---------- Records ----------
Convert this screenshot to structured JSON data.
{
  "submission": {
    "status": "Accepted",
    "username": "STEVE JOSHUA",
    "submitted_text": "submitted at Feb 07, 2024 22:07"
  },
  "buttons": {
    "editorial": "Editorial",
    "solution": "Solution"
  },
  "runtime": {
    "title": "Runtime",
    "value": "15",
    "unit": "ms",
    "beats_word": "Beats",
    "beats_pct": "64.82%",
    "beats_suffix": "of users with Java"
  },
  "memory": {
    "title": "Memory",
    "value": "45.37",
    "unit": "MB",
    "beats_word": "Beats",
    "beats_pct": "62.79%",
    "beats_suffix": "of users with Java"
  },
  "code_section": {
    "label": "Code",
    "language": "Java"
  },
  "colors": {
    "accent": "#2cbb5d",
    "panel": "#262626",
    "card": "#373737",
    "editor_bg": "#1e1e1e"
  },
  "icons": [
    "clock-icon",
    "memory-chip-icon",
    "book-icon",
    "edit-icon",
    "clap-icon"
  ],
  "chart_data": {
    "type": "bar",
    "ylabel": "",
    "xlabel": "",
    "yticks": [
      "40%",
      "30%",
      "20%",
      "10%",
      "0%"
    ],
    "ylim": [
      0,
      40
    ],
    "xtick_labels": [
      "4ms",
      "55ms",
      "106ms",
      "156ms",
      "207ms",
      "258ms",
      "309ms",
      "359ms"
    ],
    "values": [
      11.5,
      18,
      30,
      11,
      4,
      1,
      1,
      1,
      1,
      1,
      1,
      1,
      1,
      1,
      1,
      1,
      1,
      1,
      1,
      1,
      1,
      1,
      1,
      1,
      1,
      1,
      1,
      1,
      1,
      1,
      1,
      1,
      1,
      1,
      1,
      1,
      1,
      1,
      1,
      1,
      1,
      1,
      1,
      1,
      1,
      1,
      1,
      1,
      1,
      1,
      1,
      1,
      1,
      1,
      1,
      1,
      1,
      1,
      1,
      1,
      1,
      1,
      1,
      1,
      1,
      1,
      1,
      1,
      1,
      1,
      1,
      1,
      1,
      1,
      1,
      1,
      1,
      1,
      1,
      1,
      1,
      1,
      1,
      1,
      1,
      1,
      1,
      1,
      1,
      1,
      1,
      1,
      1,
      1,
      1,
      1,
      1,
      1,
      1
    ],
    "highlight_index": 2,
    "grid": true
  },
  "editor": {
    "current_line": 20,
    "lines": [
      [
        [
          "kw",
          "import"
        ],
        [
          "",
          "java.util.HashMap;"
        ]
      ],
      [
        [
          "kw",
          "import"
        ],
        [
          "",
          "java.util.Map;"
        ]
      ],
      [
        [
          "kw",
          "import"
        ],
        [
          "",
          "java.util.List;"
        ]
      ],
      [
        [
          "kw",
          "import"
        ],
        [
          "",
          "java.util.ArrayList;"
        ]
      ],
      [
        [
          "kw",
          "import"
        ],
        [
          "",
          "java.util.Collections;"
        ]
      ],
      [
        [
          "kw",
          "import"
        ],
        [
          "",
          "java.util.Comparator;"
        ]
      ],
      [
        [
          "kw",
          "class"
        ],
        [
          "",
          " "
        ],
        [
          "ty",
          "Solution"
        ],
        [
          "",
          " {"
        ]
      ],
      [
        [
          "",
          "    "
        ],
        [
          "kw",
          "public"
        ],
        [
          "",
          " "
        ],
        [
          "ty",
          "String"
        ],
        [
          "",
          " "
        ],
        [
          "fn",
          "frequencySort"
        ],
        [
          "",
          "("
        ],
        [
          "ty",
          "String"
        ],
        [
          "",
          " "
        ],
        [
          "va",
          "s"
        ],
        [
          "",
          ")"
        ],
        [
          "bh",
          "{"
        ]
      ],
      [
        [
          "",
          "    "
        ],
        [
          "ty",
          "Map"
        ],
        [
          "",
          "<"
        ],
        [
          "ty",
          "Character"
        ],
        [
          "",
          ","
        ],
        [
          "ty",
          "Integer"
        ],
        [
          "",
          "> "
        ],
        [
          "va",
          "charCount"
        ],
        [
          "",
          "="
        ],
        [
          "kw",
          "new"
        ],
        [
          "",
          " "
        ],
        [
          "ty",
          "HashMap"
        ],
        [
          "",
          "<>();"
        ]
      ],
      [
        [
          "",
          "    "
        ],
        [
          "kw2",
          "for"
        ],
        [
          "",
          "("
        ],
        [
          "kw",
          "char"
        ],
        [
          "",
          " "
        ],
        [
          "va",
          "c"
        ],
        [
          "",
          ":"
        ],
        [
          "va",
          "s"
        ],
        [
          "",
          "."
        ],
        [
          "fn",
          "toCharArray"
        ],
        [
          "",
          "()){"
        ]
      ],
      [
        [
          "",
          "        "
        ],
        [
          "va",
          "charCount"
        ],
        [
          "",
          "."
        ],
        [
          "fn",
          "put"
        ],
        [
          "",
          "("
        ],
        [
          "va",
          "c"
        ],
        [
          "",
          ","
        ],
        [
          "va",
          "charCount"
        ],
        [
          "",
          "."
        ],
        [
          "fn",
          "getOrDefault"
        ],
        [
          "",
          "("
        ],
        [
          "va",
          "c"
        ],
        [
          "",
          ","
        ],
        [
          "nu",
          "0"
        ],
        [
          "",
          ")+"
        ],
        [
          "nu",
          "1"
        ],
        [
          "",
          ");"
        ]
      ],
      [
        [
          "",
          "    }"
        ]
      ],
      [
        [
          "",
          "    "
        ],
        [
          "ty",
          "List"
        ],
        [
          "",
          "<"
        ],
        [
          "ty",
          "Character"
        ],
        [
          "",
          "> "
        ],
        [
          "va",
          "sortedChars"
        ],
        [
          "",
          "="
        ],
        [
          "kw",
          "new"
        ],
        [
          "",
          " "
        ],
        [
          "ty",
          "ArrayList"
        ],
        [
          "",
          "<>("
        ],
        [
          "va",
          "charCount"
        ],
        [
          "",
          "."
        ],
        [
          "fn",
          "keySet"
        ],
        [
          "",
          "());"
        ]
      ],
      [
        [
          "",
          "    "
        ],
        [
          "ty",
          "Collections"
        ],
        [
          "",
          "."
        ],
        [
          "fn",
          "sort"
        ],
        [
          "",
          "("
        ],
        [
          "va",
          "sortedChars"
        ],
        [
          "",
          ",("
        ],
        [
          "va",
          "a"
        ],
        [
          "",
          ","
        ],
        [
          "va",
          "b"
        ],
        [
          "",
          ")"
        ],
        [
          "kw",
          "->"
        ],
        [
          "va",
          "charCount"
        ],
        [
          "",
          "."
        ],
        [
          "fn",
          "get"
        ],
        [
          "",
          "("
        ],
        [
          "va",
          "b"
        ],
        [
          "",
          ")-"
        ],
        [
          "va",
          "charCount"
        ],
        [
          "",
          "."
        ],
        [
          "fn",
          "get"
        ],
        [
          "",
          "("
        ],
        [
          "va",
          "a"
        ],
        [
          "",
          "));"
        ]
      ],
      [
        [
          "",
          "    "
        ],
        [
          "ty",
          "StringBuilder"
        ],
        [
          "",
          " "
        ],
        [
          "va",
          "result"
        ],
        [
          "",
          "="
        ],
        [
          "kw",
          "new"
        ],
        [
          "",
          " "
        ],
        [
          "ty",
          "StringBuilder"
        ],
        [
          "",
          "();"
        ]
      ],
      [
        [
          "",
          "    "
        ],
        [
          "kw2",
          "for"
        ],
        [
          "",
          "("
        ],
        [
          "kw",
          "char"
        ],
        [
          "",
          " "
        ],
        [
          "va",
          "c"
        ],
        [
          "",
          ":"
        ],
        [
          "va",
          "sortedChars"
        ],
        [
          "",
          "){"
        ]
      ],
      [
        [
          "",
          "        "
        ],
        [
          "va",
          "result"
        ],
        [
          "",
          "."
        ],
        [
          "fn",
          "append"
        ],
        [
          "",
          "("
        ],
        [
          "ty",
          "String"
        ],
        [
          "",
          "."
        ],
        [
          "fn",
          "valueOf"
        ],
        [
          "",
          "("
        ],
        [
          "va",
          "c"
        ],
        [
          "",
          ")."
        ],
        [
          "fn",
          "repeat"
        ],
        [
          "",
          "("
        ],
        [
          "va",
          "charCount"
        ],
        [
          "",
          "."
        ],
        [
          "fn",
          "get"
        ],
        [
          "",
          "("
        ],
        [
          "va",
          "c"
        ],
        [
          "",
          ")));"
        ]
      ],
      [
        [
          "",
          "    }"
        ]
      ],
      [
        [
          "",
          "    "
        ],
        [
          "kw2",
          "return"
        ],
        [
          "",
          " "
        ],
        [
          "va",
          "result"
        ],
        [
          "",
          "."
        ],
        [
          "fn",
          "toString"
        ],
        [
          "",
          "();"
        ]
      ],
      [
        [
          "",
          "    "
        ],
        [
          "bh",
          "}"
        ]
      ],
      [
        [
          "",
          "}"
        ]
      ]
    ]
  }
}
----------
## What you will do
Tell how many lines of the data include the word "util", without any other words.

## Reply
6